the frelling link. Sorry about that. My head was full of Weird Perversities this morning. Anyway,

Also, I'm snurching this next bit from

My own magickal inquiries have been curtailed by my workload and the glumness that winter brings, but this is headed, essentially, in the direction I was headed, only I'll never be a good enough mathematician to be a very good magickian. Also, this last bit from brokensymmetry, which says it all:

I suppose the whole eBay thing might go better if I'd provided *Silk*for only ten dollars. Check it out.Also, I'm snurching this next bit from

**brokensymmetry**, because I liked it and think it should be read by more people, and I figure it's fair, since he said I played a role in the formation of these thoughts:*The idea stated bluntly is this: the right mathematical language with which to describe magick, assuming you want to describe magick mathematically, would seem to be category theory.*

Of course this may be because category theory is the right mathematical language with which to describe everything. It's becoming increasingly important to pure math, physics (including string theory), computer science, and so on.

But I can't explain the idea without explaining category theory, which I have neither the time nor skill to do, and there don't seem to be any good online introductions. And it doesn't help that my understanding of the subject is still very rudimentary.

What I can say is that a lot of magick seems to me to be about defining some sort of equivalences between things (sephiroth, colors, elements, major arcana, deities, etc) and the relationships and processes between things (what is done to the voodoo doll will happen to the person). In particular these equivalences are not equalities but some sort of "equality with regards to a particular attribute or structure." Category theory is all about modeling mappings between things, processes and equivalences in an abstract and general way.

For fans of "Full Metal Alchemist," the law of equivalent exchange could be rephrased as "the only transformations allowed by alchemy are isomorphisms".Of course this may be because category theory is the right mathematical language with which to describe everything. It's becoming increasingly important to pure math, physics (including string theory), computer science, and so on.

But I can't explain the idea without explaining category theory, which I have neither the time nor skill to do, and there don't seem to be any good online introductions. And it doesn't help that my understanding of the subject is still very rudimentary.

What I can say is that a lot of magick seems to me to be about defining some sort of equivalences between things (sephiroth, colors, elements, major arcana, deities, etc) and the relationships and processes between things (what is done to the voodoo doll will happen to the person). In particular these equivalences are not equalities but some sort of "equality with regards to a particular attribute or structure." Category theory is all about modeling mappings between things, processes and equivalences in an abstract and general way.

For fans of "Full Metal Alchemist," the law of equivalent exchange could be rephrased as "the only transformations allowed by alchemy are isomorphisms".
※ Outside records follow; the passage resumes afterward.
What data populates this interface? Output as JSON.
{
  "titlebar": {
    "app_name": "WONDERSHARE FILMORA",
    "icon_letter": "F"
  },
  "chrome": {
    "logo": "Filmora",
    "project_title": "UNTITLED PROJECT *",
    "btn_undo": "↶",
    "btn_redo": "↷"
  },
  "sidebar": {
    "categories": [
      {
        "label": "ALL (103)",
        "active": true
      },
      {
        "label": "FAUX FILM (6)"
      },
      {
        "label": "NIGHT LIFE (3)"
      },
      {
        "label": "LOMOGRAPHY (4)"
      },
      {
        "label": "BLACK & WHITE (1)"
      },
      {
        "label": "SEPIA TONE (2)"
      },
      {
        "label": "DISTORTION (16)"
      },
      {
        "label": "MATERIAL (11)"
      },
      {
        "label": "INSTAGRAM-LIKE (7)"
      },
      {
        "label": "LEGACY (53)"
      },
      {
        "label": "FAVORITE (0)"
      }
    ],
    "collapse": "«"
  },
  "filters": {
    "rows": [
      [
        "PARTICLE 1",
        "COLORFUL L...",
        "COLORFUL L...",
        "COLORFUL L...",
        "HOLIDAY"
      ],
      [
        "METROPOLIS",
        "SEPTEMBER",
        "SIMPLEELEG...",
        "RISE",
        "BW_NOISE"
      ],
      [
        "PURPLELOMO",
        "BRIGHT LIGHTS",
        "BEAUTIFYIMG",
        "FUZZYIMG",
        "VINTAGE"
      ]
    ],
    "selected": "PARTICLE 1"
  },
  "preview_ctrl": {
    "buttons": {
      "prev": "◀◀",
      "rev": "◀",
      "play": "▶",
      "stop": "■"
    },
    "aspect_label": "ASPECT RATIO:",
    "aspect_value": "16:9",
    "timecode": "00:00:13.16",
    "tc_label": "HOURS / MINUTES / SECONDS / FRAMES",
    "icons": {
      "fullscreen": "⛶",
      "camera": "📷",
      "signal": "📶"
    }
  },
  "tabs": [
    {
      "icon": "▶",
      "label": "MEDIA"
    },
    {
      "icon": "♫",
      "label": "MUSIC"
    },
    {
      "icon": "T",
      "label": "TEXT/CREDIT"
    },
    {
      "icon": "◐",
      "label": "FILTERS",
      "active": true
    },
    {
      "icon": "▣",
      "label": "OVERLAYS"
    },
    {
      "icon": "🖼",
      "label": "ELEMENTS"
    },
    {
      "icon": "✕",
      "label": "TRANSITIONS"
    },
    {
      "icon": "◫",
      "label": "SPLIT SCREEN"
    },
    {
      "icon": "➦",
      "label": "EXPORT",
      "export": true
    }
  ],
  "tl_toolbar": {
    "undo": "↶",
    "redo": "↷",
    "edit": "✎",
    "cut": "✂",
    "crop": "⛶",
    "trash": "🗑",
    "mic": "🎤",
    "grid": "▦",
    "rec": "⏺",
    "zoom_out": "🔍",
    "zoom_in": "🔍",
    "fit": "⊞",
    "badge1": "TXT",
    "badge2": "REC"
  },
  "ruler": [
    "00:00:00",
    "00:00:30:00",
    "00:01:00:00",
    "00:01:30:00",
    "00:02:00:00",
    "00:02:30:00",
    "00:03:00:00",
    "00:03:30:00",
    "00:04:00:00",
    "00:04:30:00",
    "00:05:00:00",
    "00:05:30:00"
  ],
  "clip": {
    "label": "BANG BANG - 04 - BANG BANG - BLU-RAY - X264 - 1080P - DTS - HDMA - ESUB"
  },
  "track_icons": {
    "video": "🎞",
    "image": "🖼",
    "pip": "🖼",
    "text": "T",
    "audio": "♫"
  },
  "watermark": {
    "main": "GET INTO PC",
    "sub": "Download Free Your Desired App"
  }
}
My own magickal inquiries have been curtailed by my workload and the glumness that winter brings, but this is headed, essentially, in the direction I was headed, only I'll never be a good enough mathematician to be a very good magickian. Also, this last bit from brokensymmetry, which says it all:

*[I should also add by way of clarification that I'm quite prepared to believe magick works, but only for suitable definitions of magick best exemplified by a bit from one of Terry Pratchett's novels where Magrat has fallen off her broom and performs a spell which changes her from a panicked, terrified woman plummeting towards the ground into a calm, rational woman plummeting towards the ground.]*- Current Mood: geeky
- Current Music:Bel Canto, "White-Out Conditions"

## Comments

brokensymmetryI'll never be a good enough mathematician to be a very good magickian.In one of the iterations of this post I wondered whether thinking this way would help or hinder magickal practice. Once a mapping has been chosen I would think the ability to write an emotionally evocative spell or ritual around the correspondences would be of more use than being able to prove theorems about them.

There's another thought I'm grasping for here but can't quite reach. When it was believed that the ultimate mysteries of the universe were written in Latin, Greek and Hebrew these were the natural languages for use in magick — but would an effective magickian necessarily be fluent in these languages? Or would fluency take away some of the occult mystique, and hence some of the power? How does this all translate to an age where the mysteries are written in equations?

greygirlbeastOnce a mapping has been chosen I would think the ability to write an emotionally evocative spell or ritual around the correspondences would be of more use than being able to prove theorems about them.&

When it was believed that the ultimate mysteries of the universe were written in Latin, Greek and Hebrew these were the natural languages for use in magick — but would an effective magickian necessarily be fluent in these languages? Or would fluency take away some of the occult mystique, and hence some of the power? How does this all translate to an age where the mysteries are written in equations?I'm processing all this. I had some important thoughts on it yesterday, after I made the post. Hopefully, I can get to it soon.